"We are a talent business, and we've long been committed to making diversity and inclusion a core part of our company's DNA," said Interpublic Group chairman and CEO Michael Roth, in a statement. "We therefore remain committed to protecting our colleagues, and will provide whatever assistance is necessary to keep our employees and their families safe and a valued part of our organization, no matter their nationality or religious beliefs."
While IPG is based in New York City, the holding company has agencies and employees in more than 100 countries. Though Roth made no specific mention of the ban in his statement, it was issued in response to requests to address the situation.

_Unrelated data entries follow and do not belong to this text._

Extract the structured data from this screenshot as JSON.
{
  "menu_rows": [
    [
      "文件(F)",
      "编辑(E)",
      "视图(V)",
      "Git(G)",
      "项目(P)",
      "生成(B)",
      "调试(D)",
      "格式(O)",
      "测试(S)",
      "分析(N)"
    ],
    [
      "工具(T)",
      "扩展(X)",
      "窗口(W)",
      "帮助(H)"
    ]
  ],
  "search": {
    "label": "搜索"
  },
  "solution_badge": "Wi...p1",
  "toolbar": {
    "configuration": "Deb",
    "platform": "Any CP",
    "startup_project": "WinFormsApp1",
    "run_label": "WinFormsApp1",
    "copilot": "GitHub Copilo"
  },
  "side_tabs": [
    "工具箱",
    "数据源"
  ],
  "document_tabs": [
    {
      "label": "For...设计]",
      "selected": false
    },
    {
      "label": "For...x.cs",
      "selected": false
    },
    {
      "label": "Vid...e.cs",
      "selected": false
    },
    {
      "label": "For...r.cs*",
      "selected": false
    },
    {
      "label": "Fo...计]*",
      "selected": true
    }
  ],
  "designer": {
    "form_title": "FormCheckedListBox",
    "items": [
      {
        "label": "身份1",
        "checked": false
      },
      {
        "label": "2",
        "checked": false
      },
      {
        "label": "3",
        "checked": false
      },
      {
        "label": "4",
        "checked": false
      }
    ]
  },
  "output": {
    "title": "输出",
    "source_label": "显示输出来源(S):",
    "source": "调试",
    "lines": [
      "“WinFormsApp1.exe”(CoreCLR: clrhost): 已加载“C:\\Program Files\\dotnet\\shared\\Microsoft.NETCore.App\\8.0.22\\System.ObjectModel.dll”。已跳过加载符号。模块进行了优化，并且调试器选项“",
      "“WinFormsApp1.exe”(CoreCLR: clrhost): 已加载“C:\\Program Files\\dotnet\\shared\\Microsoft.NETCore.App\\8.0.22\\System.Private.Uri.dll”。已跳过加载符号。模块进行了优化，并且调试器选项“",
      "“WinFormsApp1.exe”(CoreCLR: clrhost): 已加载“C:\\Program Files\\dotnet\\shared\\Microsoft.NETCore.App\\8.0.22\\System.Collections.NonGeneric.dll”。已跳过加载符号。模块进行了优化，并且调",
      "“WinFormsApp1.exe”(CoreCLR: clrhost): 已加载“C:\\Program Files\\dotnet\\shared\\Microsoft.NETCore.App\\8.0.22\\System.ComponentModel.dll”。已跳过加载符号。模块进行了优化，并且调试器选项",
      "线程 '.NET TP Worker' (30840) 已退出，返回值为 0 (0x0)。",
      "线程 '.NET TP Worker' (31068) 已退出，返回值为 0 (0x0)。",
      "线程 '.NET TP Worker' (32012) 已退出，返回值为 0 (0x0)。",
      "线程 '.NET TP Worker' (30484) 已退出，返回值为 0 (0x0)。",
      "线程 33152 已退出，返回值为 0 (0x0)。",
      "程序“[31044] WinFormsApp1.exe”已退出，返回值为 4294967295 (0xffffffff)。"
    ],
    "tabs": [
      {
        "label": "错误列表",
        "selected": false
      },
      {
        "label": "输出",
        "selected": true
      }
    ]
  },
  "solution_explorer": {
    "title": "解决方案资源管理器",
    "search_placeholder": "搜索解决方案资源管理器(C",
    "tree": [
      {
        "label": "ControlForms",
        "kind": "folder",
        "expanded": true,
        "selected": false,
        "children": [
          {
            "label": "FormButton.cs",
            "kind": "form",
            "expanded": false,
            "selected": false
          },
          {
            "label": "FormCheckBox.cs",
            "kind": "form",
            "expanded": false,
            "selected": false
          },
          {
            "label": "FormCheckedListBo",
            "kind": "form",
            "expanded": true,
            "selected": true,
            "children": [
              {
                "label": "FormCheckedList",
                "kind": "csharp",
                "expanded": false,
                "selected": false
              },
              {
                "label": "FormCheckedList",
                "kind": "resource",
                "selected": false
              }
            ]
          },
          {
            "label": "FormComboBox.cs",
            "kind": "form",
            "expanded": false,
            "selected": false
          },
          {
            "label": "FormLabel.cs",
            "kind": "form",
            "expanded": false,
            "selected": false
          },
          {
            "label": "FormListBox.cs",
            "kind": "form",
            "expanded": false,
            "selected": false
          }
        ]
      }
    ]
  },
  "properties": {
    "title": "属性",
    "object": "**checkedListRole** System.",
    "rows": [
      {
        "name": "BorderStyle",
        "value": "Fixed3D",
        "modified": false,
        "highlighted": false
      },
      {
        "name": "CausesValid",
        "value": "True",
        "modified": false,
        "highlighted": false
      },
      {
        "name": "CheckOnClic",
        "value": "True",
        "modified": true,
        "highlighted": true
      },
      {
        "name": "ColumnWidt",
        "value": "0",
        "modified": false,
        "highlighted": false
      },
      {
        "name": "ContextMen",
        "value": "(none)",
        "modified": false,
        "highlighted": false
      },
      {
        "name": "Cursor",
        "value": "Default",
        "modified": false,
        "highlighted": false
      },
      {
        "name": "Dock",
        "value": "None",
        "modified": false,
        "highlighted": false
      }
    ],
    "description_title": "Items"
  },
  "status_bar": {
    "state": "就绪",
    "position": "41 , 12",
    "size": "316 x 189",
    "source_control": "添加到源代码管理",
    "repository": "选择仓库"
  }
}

Likewise, John Wren, CEO of Omnicom Group, issued a brief statement emphasizing the company’s concern for its workforce.
"Our people are our greatest asset, and right now, our top priority is to protect and support employees, their families, and all those otherwise affected," Wren said.
Martin Sorrell, CEO of WPP, issued a somewhat more extensive statement that cited his family history and a longstanding distaste for such measures.
Regarding the effect of the ban on WPP employees, Sorrell said there had been "no immediate impact we are aware of in the first few days of the ban." He added that WPP is "concerned about the impact it may have on our people and their families both inside and outside the U.S.A. and on innocent people generally."
"As the grandson of Eastern European grandparents, who were admitted to the U.K. in the very late 19th and early 20th centuries, I have an instinctive dislike of such measures," said Sorrell.
Though prominent industry partners such as Nike, Google, Twitter, and Apple made their opposition to the travel ban public over the weekend, the major holding companies and agency leaders had remained silent until Monday morning. Individual agency leaders have refrained from commenting on the matter publicly.
The ban, which restricts immigration from seven Muslim-majority countries, lead to widespread protests at airports around the country since it was signed on Friday. On Saturday, a federal judge issued a stay that forced the administration to release certain travelers being detained in airports. The administration itself revised the ban on Sunday to allow freer travel for U.S. residents in possession of green cards.
This story first appeared on campaignlive.com.